Khathu is the community coordinator for the pilot project in South Africa, more precisely in the hamlets of Mvala, Mutshuludi, Tshitambe, in the Tshikundamalema area (131 households in total). His role is mainly the one of a project coordinator . But he also does community and stakeholder mobilization, and advises about both water management and agriculture. This is a pilot project, started in May 2013, and due to finish in May 2015.

The IWRM project Khathu is working on has a threefold goal: 1) sustainable water resource management and requirements, 2) supplying water to the communities (both for drinking and for agriculture) and 3) drawing lessons. The project is complex since it involves many aspects: it has to take care of the social parts, fit in the community rule, consider the role of the women, and integrate the participation of different stakeholders.

The Tshikundamalema area is located in the Limpopo region. It’s in the north-east of South Africa, close to the Kruger National Park. The area is dry, with 450mm of water per year, and the rain only falls during three months from December to February. And the current climate change adds uncertainty to the rainy season, in terms of its epoch and the quantity of the rainfalls. Since the terrain is sloppy, the water does not accumulate, and just forms streams, then rivers, and end up lost to the sea. In addition, the sources of water are very localized.

One of the propositions would be to find a way to store the water, to be able to use it all year long for farming, for example using an underground storage, which could be filled with the rain water. The water from underground storage needs to be filtered. Khathu is currently assessing the technology involved in such underground tanks in other places of South Africa. Another way is to harvest the rainwater, and store it in roof tanks. This solution has been backed by government funds. The project must also comply with environmental law, therefore the need of an Environmental Impact Assessment.

As community coordinator, Khathu also faciliates trainings on agriculture, showing the locals how to improve it, and on preventing the pollution. In Tshikundamalema area, many people are unemployed, and only have their farm as mean of subsistence, so their only way to earn money is to produce some extra and sell it. The crops are of subsistence, mainly maize, with some vegetables like beans or tomatoes. They also own some goats or cows. Currently, only very few of them (2 or 3 of the 131 households) are able to sell part of their products to other communities. This initiative is backed by the governmental Water and Sanitation department.

After the phase of study, is the project will focus on procurement for consultants to implement the propositions.
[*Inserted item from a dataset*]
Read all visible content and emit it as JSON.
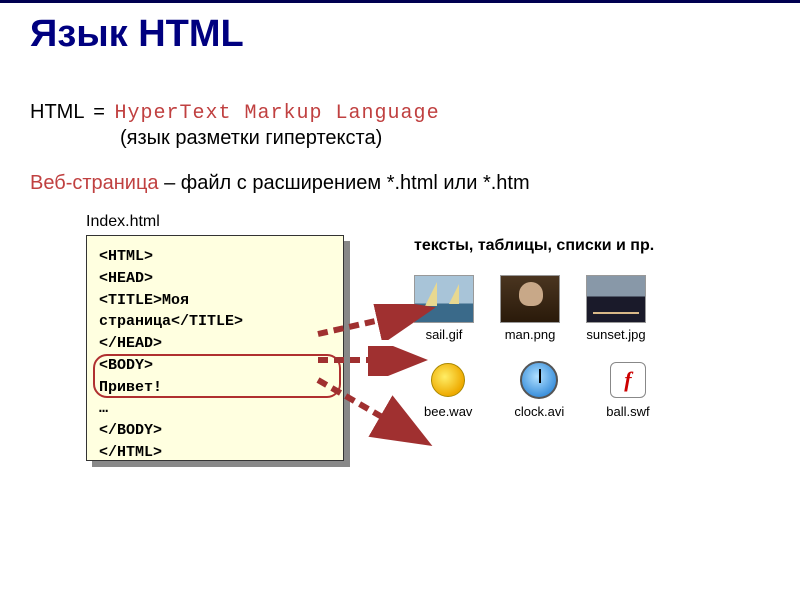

He meets monthly with the comity of the various stakeholders. Should the project be successful, it will for sure be reproduced elsewhere in South Africa.